suet-diy-6 (3).jpg

Environment as Entertainment: should it be more?

Who wasn't impressed by the latest sumptuous offering from the BBC, complete with David Attenborough's compelling narrative? Blue Planet 2 arrived on our TV screens last Sunday, and its success in securing viewing figures in excess of Strictly Come Dancing and X Factor will have been celebrated in the corridors of power at the Corporation.

It was, as we've come to expect, even better, more eye-catching than all of the Attenborough programmes that have preceded it. Innovative new camera technology offered us new, dramatic insights into the lives of species so fantastical that people were discussing them for days afterwards. For a prime time slot on a Sunday night, it was compelling viewing. We watched it, as a family, utterly spellbound.

So, why am I left uncomfortable at what I saw and my reaction to it? 

It was a programme full of beautiful images, with a smattering of facts, too. It touched on some uncomfortable truths about the impact that our lifestyles are having on fragile ecosystems and their dependent species. But, facts alone don't convince individuals to change their lifestyles - for these are deep-rooted, 'hard-wired' habits, norms and systems.
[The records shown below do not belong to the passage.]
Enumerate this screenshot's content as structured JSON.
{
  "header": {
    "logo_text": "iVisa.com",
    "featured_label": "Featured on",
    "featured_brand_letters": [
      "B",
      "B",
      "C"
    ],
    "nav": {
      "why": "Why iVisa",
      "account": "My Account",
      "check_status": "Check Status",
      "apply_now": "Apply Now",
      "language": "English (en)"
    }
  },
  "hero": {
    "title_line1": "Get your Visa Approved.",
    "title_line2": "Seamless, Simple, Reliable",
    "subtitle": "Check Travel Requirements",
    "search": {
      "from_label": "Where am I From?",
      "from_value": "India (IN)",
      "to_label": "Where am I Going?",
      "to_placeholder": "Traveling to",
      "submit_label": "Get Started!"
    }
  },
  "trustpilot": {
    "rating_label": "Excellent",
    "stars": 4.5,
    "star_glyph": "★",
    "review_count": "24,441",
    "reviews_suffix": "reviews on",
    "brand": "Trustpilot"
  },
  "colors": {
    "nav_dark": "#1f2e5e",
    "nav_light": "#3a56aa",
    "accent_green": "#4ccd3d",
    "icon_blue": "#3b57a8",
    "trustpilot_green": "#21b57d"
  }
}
Does the BBC have a responsibility to go beyond information, using communication to let the receiver of the information grasp the intended meaning of the message, i.e. to get through to them? Clearly, it is not a campaigning organisation but, by changing the language in order to engage people and nudge behaviour, it could build a narrative.

When TV programmes raise difficult issues, it is now common for a statement at their conclusion, along the lines of "If you've been affected by any of the issues raised in this programme..." So, why not the same for ecosystem degradation and climate change? The polar bear or walrus, struggling to find pack ice, can't ask for help!

If we expect TV crews to venture to remote locations, to film fragile systems for our entertainment, shouldn't we be thinking carefully about our collective duty to do things differently in response to what we are witnessing? Otherwise, are we not simply indulging ourselves in environmental pornography?  


Canada2015 403.JPG